Advocacy is part of your role as a professional nurse. AORN has created an excellent Advocacy handbook that can be accessed by AORN members on the Governmental Affairs section of the AORN website at https://www.aorn.org/government-affairs/advocacy-tools. Here are some of the general tips of advocacy taken from this handbook:

 

 Be respectful. Address the legislator by their title (Senator, Representative, Assemblyman, etc.) and avoid becoming visibly or verbally upset.

 

 Create a buffer. Focus on the issue and not the politics. Do not feel as if you cannot communicate with a legislator because he or she holds a different political party affiliation.

 

 Be concise. Keep conversations short and simple. Stick to key messages provided to you by AORN or your state nurses association.

 

 Use everyday language. Avoid professional jargon.

 

 Use personal stories. Connect key messages and important facts with a short personal story about the issue at hand. Stories are what legislators will remember.

 

 Do not forget the ask. 添our ask is what action you want the legislator to take. Are you asking them to support, oppose, or amend a bill? Do you want them to place a bill on the calendar? Do you want them to connect you with someone else? This is the most important part of communication with legislators, but it is often forgotten.

 

 Repeat, Repeat, Repeat.
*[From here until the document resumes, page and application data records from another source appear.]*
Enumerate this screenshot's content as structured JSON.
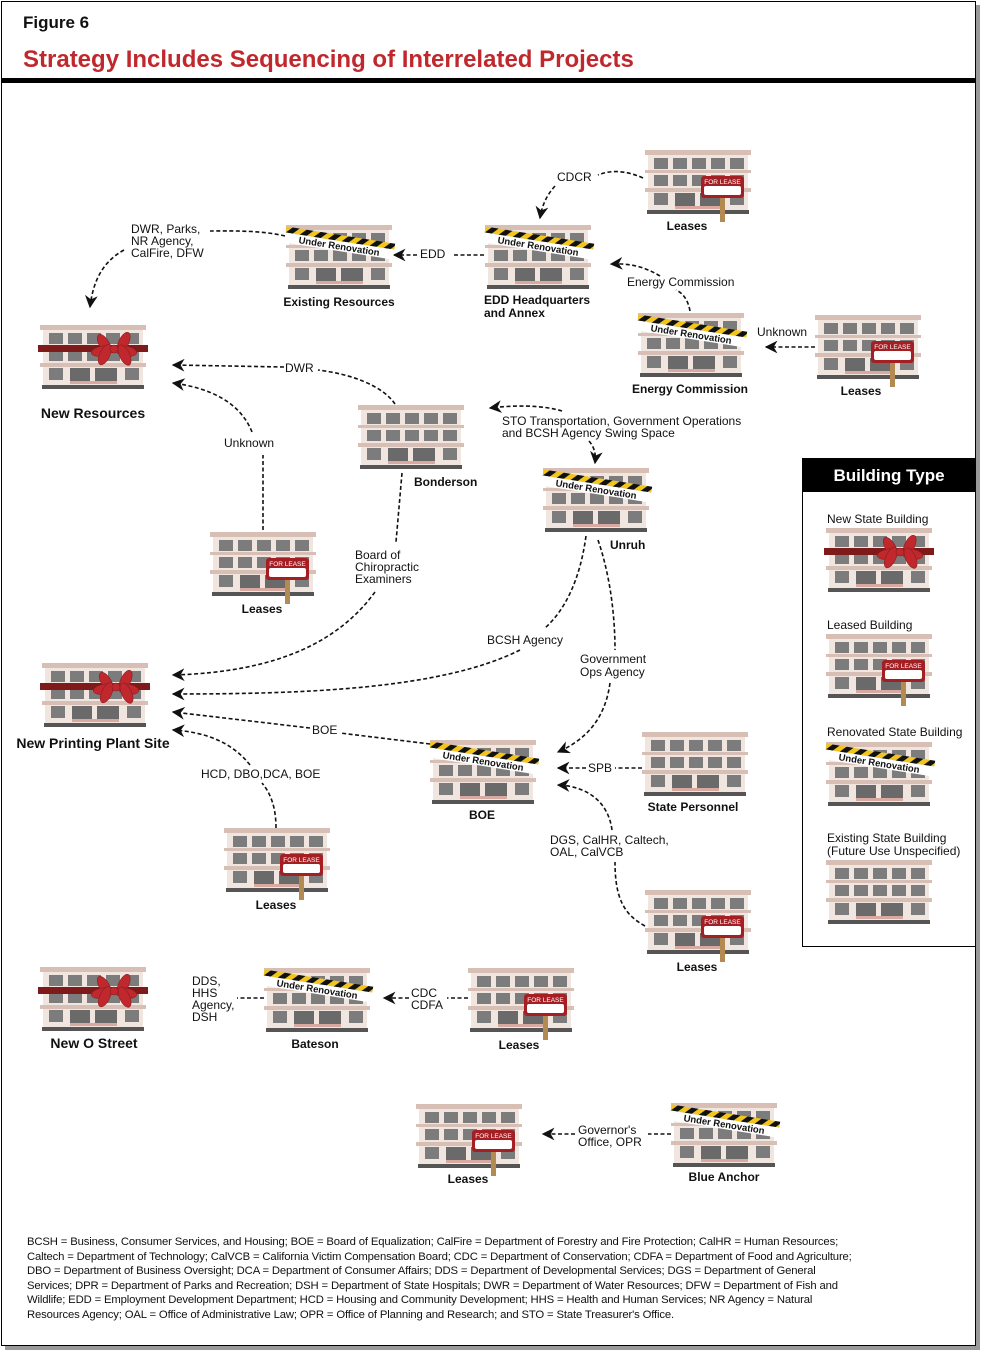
{
  "header": {
    "figure_label": "Figure 6",
    "title": "Strategy Includes Sequencing of Interrelated Projects"
  },
  "graphics": {
    "lease_sign": "FOR LEASE",
    "renovation_tape": "Under Renovation"
  },
  "colors": {
    "title_red": "#c0282d",
    "ribbon_red": "#c0282d",
    "sign_red": "#a31f24",
    "tape_yellow": "#f2c51c"
  },
  "nodes": {
    "leases_cdcr": {
      "label": "Leases",
      "type": "leased"
    },
    "existing_resources": {
      "label": "Existing Resources",
      "type": "renovated"
    },
    "edd_hq": {
      "label_line1": "EDD Headquarters",
      "label_line2": "and Annex",
      "type": "renovated"
    },
    "new_resources": {
      "label": "New Resources",
      "type": "new"
    },
    "energy_commission": {
      "label": "Energy Commission",
      "type": "renovated"
    },
    "leases_energy": {
      "label": "Leases",
      "type": "leased"
    },
    "bonderson": {
      "label": "Bonderson",
      "type": "existing"
    },
    "unruh": {
      "label": "Unruh",
      "type": "renovated"
    },
    "leases_dwr": {
      "label": "Leases",
      "type": "leased"
    },
    "new_printing_plant": {
      "label": "New Printing Plant Site",
      "type": "new"
    },
    "boe": {
      "label": "BOE",
      "type": "renovated"
    },
    "state_personnel": {
      "label": "State Personnel",
      "type": "existing"
    },
    "leases_hcd": {
      "label": "Leases",
      "type": "leased"
    },
    "leases_dgs": {
      "label": "Leases",
      "type": "leased"
    },
    "new_o_street": {
      "label": "New O Street",
      "type": "new"
    },
    "bateson": {
      "label": "Bateson",
      "type": "renovated"
    },
    "leases_cdc": {
      "label": "Leases",
      "type": "leased"
    },
    "leases_gov": {
      "label": "Leases",
      "type": "leased"
    },
    "blue_anchor": {
      "label": "Blue Anchor",
      "type": "renovated"
    }
  },
  "edges": {
    "cdcr": "CDCR",
    "edd": "EDD",
    "dwr_parks": [
      "DWR, Parks,",
      "NR Agency,",
      "CalFire, DFW"
    ],
    "energy_commission": "Energy Commission",
    "unknown_energy": "Unknown",
    "dwr": "DWR",
    "unknown_leases": "Unknown",
    "sto": [
      "STO Transportation, Government Operations",
      "and BCSH Agency Swing Space"
    ],
    "chiropractic": [
      "Board of",
      "Chiropractic",
      "Examiners"
    ],
    "bcsh": "BCSH Agency",
    "gov_ops": [
      "Government",
      "Ops Agency"
    ],
    "boe": "BOE",
    "hcd": "HCD, DBO,DCA, BOE",
    "spb": "SPB",
    "dgs": [
      "DGS, CalHR, Caltech,",
      "OAL, CalVCB"
    ],
    "dds": [
      "DDS,",
      "HHS",
      "Agency,",
      "DSH"
    ],
    "cdc": [
      "CDC",
      "CDFA"
    ],
    "governor": [
      "Governor's",
      "Office, OPR"
    ]
  },
  "legend": {
    "title": "Building Type",
    "items": [
      {
        "label": "New State Building",
        "type": "new"
      },
      {
        "label": "Leased Building",
        "type": "leased"
      },
      {
        "label": "Renovated State Building",
        "type": "renovated"
      },
      {
        "label_line1": "Existing State Building",
        "label_line2": "(Future Use Unspecified)",
        "type": "existing"
      }
    ]
  },
  "footnote": [
    "BCSH = Business, Consumer Services, and Housing; BOE = Board of Equalization; CalFire = Department of Forestry and Fire Protection; CalHR = Human Resources;",
    "Caltech = Department of Technology; CalVCB = California Victim Compensation Board; CDC = Department of Conservation; CDFA = Department of Food and Agriculture;",
    "DBO = Department of Business Oversight; DCA = Department of Consumer Affairs; DDS = Department of Developmental Services; DGS = Department of General",
    "Services; DPR = Department of Parks and Recreation; DSH = Department of State Hospitals; DWR = Department of Water Resources; DFW = Department of Fish and",
    "Wildlife; EDD = Employment Development Department; HCD = Housing and Community Development; HHS = Health and Human Services; NR Agency = Natural",
    "Resources Agency; OAL = Office of Administrative Law; OPR = Office of Planning and Research; and STO = State Treasurer's Office."
  ]
}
Reinforce the key messages, facts, and 土our ask by mentioning them several times.

 

 Thank the staff and elected official.